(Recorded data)
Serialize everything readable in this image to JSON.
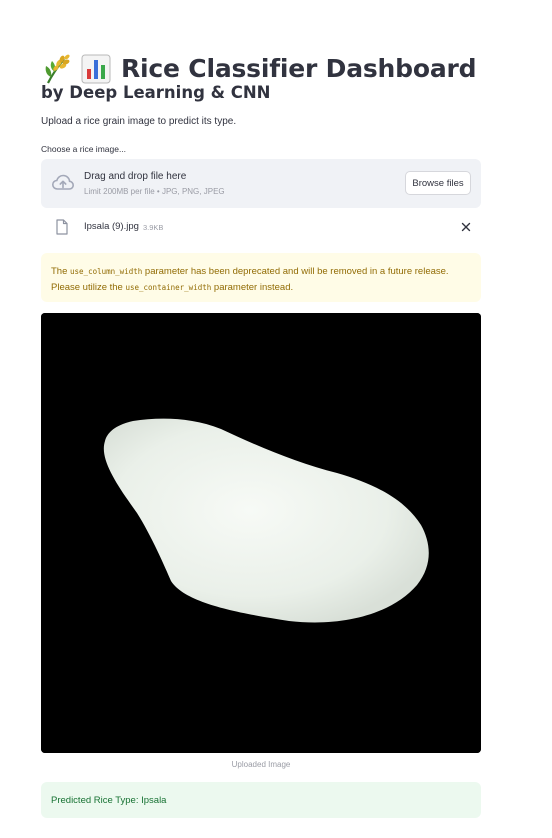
{
  "header": {
    "title": "Rice Classifier Dashboard",
    "icons": [
      "rice-plant-icon",
      "bar-chart-icon"
    ],
    "subtitle": "by Deep Learning & CNN",
    "description": "Upload a rice grain image to predict its type."
  },
  "uploader": {
    "label": "Choose a rice image...",
    "drop_text": "Drag and drop file here",
    "limit_text": "Limit 200MB per file • JPG, PNG, JPEG",
    "browse_label": "Browse files",
    "upload_icon": "cloud-upload-icon"
  },
  "file": {
    "name": "Ipsala (9).jpg",
    "size": "3.9KB",
    "file_icon": "file-icon",
    "remove_icon": "close-icon"
  },
  "warning": {
    "text_1": "The ",
    "code_1": "use_column_width",
    "text_2": " parameter has been deprecated and will be removed in a future release. Please utilize the ",
    "code_2": "use_container_width",
    "text_3": " parameter instead."
  },
  "image": {
    "caption": "Uploaded Image"
  },
  "result": {
    "text": "Predicted Rice Type: Ipsala"
  },
  "colors": {
    "text": "#31333f",
    "dropzone_bg": "#f0f2f6",
    "warning_bg": "#fffce7",
    "warning_text": "#926c05",
    "success_bg": "#ecf9ef",
    "success_text": "#177233",
    "muted": "#9a9ca5"
  }
}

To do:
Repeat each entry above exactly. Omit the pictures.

Solution below:
Serialize everything readable in this image to JSON.
{
  "header": {
    "title": "Rice Classifier Dashboard",
    "icons": [
      "rice-plant-icon",
      "bar-chart-icon"
    ],
    "subtitle": "by Deep Learning & CNN",
    "description": "Upload a rice grain image to predict its type."
  },
  "uploader": {
    "label": "Choose a rice image...",
    "drop_text": "Drag and drop file here",
    "limit_text": "Limit 200MB per file • JPG, PNG, JPEG",
    "browse_label": "Browse files",
    "upload_icon": "cloud-upload-icon"
  },
  "file": {
    "name": "Ipsala (9).jpg",
    "size": "3.9KB",
    "file_icon": "file-icon",
    "remove_icon": "close-icon"
  },
  "warning": {
    "text_1": "The ",
    "code_1": "use_column_width",
    "text_2": " parameter has been deprecated and will be removed in a future release. Please utilize the ",
    "code_2": "use_container_width",
    "text_3": " parameter instead."
  },
  "image": {
    "caption": "Uploaded Image"
  },
  "result": {
    "text": "Predicted Rice Type: Ipsala"
  },
  "colors": {
    "text": "#31333f",
    "dropzone_bg": "#f0f2f6",
    "warning_bg": "#fffce7",
    "warning_text": "#926c05",
    "success_bg": "#ecf9ef",
    "success_text": "#177233",
    "muted": "#9a9ca5"
  }
}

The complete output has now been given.